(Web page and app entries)
= Beginning of Section =
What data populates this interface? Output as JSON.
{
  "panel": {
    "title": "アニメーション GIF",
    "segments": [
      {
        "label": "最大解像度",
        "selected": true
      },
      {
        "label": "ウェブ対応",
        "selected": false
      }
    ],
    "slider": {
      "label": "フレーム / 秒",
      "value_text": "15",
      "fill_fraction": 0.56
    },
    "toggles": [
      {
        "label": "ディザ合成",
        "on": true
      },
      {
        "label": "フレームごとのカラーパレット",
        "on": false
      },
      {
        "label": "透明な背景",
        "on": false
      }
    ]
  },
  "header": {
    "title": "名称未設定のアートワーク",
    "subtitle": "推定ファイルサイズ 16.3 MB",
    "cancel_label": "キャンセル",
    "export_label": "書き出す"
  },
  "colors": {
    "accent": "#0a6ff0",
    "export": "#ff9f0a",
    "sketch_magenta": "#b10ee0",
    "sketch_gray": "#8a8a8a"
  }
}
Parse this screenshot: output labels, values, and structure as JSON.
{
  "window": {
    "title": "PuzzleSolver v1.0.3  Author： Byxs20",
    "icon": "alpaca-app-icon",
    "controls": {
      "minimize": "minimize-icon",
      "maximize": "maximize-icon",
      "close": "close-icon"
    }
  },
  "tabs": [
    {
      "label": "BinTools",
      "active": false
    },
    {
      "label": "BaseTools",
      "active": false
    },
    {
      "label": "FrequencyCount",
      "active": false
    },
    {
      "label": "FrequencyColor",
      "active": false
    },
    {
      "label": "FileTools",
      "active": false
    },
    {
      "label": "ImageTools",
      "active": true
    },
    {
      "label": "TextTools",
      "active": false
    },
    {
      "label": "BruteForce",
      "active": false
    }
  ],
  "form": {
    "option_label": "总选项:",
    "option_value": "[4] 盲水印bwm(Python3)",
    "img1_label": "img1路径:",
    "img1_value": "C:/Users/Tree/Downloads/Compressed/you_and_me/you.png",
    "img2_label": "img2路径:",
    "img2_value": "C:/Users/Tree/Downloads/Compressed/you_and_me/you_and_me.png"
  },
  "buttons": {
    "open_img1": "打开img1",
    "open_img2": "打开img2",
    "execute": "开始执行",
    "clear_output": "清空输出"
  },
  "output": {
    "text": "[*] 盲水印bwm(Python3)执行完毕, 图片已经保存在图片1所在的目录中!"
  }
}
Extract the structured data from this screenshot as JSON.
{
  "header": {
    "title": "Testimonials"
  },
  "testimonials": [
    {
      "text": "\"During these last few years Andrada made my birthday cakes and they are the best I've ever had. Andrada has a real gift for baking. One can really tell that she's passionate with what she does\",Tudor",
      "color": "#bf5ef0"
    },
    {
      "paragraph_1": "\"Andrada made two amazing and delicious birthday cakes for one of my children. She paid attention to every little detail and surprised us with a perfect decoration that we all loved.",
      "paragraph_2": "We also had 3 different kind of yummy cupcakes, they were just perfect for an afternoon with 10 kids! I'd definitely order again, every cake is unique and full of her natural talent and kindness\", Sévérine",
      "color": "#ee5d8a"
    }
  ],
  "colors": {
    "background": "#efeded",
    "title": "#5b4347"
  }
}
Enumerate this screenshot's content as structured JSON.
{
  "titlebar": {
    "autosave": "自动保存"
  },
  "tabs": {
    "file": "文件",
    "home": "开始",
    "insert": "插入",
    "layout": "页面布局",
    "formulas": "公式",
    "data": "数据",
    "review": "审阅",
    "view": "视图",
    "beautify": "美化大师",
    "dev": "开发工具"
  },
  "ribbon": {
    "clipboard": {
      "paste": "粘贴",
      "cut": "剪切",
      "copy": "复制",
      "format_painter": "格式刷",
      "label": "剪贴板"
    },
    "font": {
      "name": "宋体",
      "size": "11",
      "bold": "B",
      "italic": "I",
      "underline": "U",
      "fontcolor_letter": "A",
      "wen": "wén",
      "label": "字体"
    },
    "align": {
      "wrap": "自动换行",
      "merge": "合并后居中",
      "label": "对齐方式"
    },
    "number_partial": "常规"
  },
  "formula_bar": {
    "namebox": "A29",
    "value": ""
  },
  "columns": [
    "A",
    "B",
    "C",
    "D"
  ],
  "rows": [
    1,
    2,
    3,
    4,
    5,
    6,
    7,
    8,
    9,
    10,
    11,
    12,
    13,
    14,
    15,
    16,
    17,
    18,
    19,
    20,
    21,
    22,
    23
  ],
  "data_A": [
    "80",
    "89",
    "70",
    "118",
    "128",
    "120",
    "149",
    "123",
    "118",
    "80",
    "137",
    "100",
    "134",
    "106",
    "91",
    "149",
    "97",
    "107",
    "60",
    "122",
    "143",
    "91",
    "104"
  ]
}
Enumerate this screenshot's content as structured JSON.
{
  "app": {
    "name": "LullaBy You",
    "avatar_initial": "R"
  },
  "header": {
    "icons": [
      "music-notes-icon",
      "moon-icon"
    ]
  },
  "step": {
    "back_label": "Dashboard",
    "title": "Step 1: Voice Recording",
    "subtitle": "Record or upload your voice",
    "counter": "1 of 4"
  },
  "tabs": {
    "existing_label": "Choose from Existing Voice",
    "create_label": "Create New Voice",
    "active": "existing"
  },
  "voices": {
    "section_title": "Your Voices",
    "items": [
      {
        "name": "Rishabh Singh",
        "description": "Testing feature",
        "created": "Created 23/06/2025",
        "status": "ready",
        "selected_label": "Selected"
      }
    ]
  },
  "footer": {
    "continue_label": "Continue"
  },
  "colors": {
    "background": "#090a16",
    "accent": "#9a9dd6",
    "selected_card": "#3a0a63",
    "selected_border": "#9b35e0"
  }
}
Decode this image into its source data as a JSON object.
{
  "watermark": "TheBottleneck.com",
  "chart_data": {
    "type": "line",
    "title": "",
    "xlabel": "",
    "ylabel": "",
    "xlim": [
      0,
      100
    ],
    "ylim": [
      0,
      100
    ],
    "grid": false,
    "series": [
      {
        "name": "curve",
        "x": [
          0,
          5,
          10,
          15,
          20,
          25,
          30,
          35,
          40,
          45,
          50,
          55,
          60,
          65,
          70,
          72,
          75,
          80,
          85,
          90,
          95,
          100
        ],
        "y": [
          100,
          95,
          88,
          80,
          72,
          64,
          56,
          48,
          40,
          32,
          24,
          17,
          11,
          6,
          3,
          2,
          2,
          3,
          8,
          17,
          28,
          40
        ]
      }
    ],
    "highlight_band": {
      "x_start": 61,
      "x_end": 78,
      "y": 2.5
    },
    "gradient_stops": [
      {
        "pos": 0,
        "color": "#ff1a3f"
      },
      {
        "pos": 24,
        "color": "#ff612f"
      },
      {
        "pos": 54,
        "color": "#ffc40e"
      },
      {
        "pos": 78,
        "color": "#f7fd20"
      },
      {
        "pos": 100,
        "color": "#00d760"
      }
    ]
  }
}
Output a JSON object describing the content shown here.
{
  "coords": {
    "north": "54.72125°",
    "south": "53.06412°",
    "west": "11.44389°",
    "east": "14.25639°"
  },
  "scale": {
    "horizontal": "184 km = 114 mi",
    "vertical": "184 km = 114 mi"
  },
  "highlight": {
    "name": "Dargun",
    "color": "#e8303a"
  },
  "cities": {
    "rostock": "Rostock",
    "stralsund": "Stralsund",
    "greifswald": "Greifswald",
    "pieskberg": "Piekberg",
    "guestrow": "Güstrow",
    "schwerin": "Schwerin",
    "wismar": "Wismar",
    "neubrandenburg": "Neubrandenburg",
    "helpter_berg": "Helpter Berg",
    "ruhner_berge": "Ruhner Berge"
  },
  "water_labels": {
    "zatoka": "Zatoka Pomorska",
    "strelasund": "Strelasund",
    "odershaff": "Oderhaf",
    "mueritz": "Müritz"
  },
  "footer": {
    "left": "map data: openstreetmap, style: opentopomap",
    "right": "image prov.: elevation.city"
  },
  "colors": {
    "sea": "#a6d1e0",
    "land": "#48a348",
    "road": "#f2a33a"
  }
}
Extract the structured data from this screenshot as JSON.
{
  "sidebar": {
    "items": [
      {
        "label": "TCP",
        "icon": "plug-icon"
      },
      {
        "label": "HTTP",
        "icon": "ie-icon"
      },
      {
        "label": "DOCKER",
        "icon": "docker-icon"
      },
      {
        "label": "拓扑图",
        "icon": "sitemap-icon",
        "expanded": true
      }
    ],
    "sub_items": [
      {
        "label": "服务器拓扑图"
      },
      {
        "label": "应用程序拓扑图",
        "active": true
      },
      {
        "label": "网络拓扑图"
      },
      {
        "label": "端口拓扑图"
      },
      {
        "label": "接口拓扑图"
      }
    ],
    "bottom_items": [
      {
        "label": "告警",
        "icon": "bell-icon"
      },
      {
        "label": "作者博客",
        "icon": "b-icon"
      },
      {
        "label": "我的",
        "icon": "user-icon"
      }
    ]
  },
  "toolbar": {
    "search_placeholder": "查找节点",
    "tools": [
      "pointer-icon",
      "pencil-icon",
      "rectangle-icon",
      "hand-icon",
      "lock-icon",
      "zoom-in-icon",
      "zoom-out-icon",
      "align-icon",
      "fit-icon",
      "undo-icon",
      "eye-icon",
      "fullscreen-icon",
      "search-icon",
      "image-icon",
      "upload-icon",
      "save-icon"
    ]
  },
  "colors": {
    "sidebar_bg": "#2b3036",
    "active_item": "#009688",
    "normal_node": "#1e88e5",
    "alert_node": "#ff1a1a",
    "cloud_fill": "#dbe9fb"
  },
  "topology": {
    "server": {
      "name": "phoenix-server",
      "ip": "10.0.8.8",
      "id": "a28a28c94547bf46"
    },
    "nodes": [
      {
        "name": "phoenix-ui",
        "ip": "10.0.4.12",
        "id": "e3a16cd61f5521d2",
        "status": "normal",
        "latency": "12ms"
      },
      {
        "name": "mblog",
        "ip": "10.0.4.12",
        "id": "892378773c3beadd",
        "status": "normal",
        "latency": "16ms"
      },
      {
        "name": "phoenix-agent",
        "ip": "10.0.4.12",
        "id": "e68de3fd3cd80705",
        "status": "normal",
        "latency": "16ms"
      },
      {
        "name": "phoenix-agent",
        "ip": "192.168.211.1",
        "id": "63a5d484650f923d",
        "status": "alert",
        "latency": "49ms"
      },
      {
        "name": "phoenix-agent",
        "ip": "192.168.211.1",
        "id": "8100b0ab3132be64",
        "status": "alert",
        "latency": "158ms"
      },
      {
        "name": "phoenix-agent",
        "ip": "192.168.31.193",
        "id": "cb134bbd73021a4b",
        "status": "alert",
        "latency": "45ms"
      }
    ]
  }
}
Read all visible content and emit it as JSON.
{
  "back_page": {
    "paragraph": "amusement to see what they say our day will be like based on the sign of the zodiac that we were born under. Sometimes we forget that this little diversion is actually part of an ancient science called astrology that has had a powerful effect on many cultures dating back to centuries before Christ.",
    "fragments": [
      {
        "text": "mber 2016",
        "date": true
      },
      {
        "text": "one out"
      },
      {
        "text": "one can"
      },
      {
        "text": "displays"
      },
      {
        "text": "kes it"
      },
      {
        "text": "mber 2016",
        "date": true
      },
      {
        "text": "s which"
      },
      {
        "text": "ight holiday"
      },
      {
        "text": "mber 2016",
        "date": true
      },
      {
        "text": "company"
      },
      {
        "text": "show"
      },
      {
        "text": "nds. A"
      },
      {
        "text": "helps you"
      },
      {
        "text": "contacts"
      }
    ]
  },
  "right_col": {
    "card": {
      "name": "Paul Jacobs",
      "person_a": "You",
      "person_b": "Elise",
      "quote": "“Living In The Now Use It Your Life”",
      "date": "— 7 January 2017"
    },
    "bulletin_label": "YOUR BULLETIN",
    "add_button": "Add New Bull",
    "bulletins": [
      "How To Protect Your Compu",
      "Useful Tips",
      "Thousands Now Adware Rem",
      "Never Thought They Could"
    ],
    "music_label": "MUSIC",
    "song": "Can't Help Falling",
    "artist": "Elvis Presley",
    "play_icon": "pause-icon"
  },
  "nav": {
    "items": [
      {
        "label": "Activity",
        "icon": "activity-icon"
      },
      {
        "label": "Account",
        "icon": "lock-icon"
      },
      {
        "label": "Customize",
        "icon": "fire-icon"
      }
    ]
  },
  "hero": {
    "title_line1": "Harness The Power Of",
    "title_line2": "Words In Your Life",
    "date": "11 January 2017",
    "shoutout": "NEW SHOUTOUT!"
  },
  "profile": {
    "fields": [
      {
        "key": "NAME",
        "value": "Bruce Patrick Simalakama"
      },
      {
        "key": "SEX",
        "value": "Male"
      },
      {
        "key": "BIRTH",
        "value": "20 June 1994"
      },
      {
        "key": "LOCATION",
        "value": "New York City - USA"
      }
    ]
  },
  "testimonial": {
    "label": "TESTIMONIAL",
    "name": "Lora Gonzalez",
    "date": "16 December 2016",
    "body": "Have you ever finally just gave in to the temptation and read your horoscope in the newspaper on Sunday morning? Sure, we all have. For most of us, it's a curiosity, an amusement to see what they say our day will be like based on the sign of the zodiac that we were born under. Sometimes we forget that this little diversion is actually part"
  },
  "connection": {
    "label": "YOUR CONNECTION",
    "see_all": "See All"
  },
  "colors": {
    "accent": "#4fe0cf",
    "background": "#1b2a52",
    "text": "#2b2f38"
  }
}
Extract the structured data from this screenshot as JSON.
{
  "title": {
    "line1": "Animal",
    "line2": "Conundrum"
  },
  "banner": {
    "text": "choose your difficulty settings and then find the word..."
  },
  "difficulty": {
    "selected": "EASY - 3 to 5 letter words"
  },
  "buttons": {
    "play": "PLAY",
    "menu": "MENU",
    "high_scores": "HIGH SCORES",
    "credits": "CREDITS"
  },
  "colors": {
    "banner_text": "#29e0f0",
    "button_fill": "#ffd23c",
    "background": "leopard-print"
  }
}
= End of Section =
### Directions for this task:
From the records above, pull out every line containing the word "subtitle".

### Task response:
    "subtitle": "推定ファイルサイズ 16.3 MB",
    "subtitle": "Record or upload your voice",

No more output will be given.